Franco Indovina - An Author, more than a Director
by Gregorio Napoli
Whilst one's soul bleeds, damaged by the memory of all those friends
one has lost, even the funeral oration rite enhances the uselessness
of all human gestures. Franco Indovina, one of the many victims
of the Punta Raisi air crash, was without doubt one of the most
interesting and 'personal' voices of our film industry. He left
Palermo, many years ago, full of enthusiasm, carrying an exemplary
cultural baggage and full of passion for 'his' art; a passion that
had evolved during his time at the Michelangelo Antonioni school.
This is no time to be giving any judgement on the outcome of such
directing ability, which detached itself from the routine of our
'young' production with dignity, style and compassion towards its
characters, with a touch of intellectualism that at the right moment
knew how to bring a touch of intelligent 'gloss' to a certain contemporary
style. Alongside the great director from Ferrara, he left his imprint
in works such as L'Avventura and L'eclisse, during the early sixties.
Antonioni himself convalidated his debut, agreeing to sign the 'preface'
of a film done in three episodes: 'I tre volti' (1964), interpreted
by the ex-princess Soraya, to whom Indovina was sentimentally attached.
The episode 'Latin Lover', a subject of extensive debate amongst

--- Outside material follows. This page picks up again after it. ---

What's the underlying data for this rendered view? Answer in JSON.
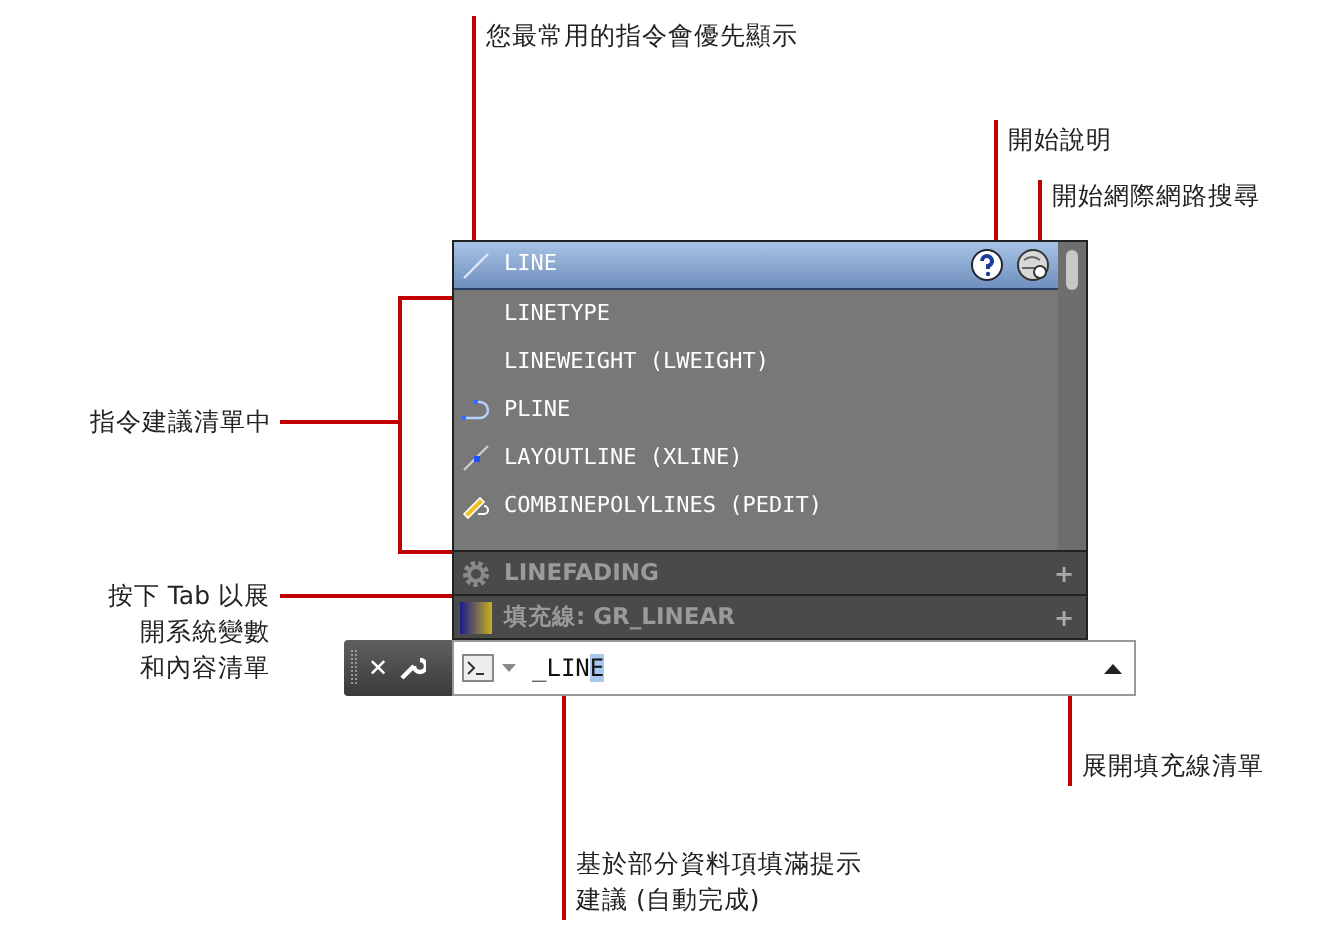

critics, was directed by Indovina and interpreted by Soraya and
Sordi: a story about an American multimillionaires who, whilst holidaying
in Rome, accepts the courtship of an Italian 'tough guy', regularly
patented with a proper international agency. A weak story, but 'guided'
with good taste and above all the careful style which identified
Indovina. His second film, Menage all'Italiana was not a happy event.
The young author though proved to be genuinely interested in 'live'
society news, in those days full of events regarding a 'collector'
of wives, and although very commercial, the venture served its purpose
y asserting an uncommon ability in directing a demanding and guarded
actor like Ugo Tognazzi. In the meantime, a personal spirituality
was evolving with this director dedicated to pure entertainment.
Sissignore (1968) was an obvious and positive indication of this
change: directed by Ugo Tognazzi, the film revealed a noticeable
quality of observation, with special care given to the consistent
vices related to our culture. Indovina will reach a stylistic maturity
with his next film 'Giochi Particolari' (1970), in which he portrays
the spiritual crisis of a certain type of 'bourgeosie', impersonated
by an aristocratic 'peeping Tom' who through the use of a camera
descends into the abyss of skepticism and cynical amorality. 'Tre
nel mille' (1971), brings this evolution to a feeling of completion
by presenting a group of characters, humiliated by success, thrown
into the crude reality of medieval customs in which symbolically,
all the evil, shameful and disabuse suffered, and to be suffered
by humble people is epitomized. From a commercial point of view
it was not an extremely successful film, but from it transpired
a person of considerable personality, who could have without doubt
offered us stimulating psychological films. Who knows how many projects
Franco had in mind; how many plans projected towards constant improvement,
for the sake of 'his' art to which he had dedicated his entire being.
Sadly his dreams were shattered against a rocky mountain.